▶ **GIVEN ENTRIES**:
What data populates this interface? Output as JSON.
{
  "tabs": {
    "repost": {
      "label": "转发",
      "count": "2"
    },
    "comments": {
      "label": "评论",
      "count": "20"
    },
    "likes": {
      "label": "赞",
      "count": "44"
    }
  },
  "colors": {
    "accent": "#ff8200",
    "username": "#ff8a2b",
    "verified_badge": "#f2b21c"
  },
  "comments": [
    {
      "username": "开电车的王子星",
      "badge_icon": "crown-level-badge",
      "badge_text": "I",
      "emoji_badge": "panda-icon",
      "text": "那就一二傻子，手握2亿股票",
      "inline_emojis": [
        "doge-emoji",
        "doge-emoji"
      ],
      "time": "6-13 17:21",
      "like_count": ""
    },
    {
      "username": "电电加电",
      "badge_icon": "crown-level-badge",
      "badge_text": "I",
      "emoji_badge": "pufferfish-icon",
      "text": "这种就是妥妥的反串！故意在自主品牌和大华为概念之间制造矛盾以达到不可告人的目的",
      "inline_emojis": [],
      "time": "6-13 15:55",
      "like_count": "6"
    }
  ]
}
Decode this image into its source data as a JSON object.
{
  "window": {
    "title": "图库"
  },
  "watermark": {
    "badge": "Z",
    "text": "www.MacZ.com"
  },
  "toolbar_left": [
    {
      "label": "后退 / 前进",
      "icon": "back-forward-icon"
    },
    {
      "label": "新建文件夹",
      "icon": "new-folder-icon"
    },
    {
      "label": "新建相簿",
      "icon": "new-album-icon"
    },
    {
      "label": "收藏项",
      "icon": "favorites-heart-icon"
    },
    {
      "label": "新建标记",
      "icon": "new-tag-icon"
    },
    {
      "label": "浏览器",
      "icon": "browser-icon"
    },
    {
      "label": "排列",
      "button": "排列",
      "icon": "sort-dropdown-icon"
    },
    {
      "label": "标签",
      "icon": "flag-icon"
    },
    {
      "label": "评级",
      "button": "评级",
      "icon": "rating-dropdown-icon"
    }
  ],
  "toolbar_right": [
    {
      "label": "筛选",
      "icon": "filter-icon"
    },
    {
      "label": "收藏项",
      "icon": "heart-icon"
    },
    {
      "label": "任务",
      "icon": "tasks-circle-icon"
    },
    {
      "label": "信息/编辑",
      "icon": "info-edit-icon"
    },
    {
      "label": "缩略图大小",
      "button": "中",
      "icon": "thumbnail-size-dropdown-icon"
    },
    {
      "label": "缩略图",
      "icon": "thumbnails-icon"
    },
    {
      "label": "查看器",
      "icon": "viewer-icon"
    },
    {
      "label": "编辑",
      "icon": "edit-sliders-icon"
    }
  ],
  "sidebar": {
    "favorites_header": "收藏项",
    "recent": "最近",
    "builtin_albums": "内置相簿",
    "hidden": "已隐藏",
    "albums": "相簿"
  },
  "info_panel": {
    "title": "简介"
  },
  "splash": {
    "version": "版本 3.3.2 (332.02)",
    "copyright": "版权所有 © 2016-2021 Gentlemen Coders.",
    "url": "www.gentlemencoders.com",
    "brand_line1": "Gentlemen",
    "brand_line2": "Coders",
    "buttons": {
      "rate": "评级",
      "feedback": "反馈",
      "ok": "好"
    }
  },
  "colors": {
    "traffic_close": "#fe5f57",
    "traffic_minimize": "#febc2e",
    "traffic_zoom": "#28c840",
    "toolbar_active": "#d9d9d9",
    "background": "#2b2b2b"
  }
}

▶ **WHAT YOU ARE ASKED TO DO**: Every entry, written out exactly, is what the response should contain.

▶ **EXERCISE OUTPUT**:
What data populates this interface? Output as JSON.
{
  "tabs": {
    "repost": {
      "label": "转发",
      "count": "2"
    },
    "comments": {
      "label": "评论",
      "count": "20"
    },
    "likes": {
      "label": "赞",
      "count": "44"
    }
  },
  "colors": {
    "accent": "#ff8200",
    "username": "#ff8a2b",
    "verified_badge": "#f2b21c"
  },
  "comments": [
    {
      "username": "开电车的王子星",
      "badge_icon": "crown-level-badge",
      "badge_text": "I",
      "emoji_badge": "panda-icon",
      "text": "那就一二傻子，手握2亿股票",
      "inline_emojis": [
        "doge-emoji",
        "doge-emoji"
      ],
      "time": "6-13 17:21",
      "like_count": ""
    },
    {
      "username": "电电加电",
      "badge_icon": "crown-level-badge",
      "badge_text": "I",
      "emoji_badge": "pufferfish-icon",
      "text": "这种就是妥妥的反串！故意在自主品牌和大华为概念之间制造矛盾以达到不可告人的目的",
      "inline_emojis": [],
      "time": "6-13 15:55",
      "like_count": "6"
    }
  ]
}
Decode this image into its source data as a JSON object.
{
  "window": {
    "title": "图库"
  },
  "watermark": {
    "badge": "Z",
    "text": "www.MacZ.com"
  },
  "toolbar_left": [
    {
      "label": "后退 / 前进",
      "icon": "back-forward-icon"
    },
    {
      "label": "新建文件夹",
      "icon": "new-folder-icon"
    },
    {
      "label": "新建相簿",
      "icon": "new-album-icon"
    },
    {
      "label": "收藏项",
      "icon": "favorites-heart-icon"
    },
    {
      "label": "新建标记",
      "icon": "new-tag-icon"
    },
    {
      "label": "浏览器",
      "icon": "browser-icon"
    },
    {
      "label": "排列",
      "button": "排列",
      "icon": "sort-dropdown-icon"
    },
    {
      "label": "标签",
      "icon": "flag-icon"
    },
    {
      "label": "评级",
      "button": "评级",
      "icon": "rating-dropdown-icon"
    }
  ],
  "toolbar_right": [
    {
      "label": "筛选",
      "icon": "filter-icon"
    },
    {
      "label": "收藏项",
      "icon": "heart-icon"
    },
    {
      "label": "任务",
      "icon": "tasks-circle-icon"
    },
    {
      "label": "信息/编辑",
      "icon": "info-edit-icon"
    },
    {
      "label": "缩略图大小",
      "button": "中",
      "icon": "thumbnail-size-dropdown-icon"
    },
    {
      "label": "缩略图",
      "icon": "thumbnails-icon"
    },
    {
      "label": "查看器",
      "icon": "viewer-icon"
    },
    {
      "label": "编辑",
      "icon": "edit-sliders-icon"
    }
  ],
  "sidebar": {
    "favorites_header": "收藏项",
    "recent": "最近",
    "builtin_albums": "内置相簿",
    "hidden": "已隐藏",
    "albums": "相簿"
  },
  "info_panel": {
    "title": "简介"
  },
  "splash": {
    "version": "版本 3.3.2 (332.02)",
    "copyright": "版权所有 © 2016-2021 Gentlemen Coders.",
    "url": "www.gentlemencoders.com",
    "brand_line1": "Gentlemen",
    "brand_line2": "Coders",
    "buttons": {
      "rate": "评级",
      "feedback": "反馈",
      "ok": "好"
    }
  },
  "colors": {
    "traffic_close": "#fe5f57",
    "traffic_minimize": "#febc2e",
    "traffic_zoom": "#28c840",
    "toolbar_active": "#d9d9d9",
    "background": "#2b2b2b"
  }
}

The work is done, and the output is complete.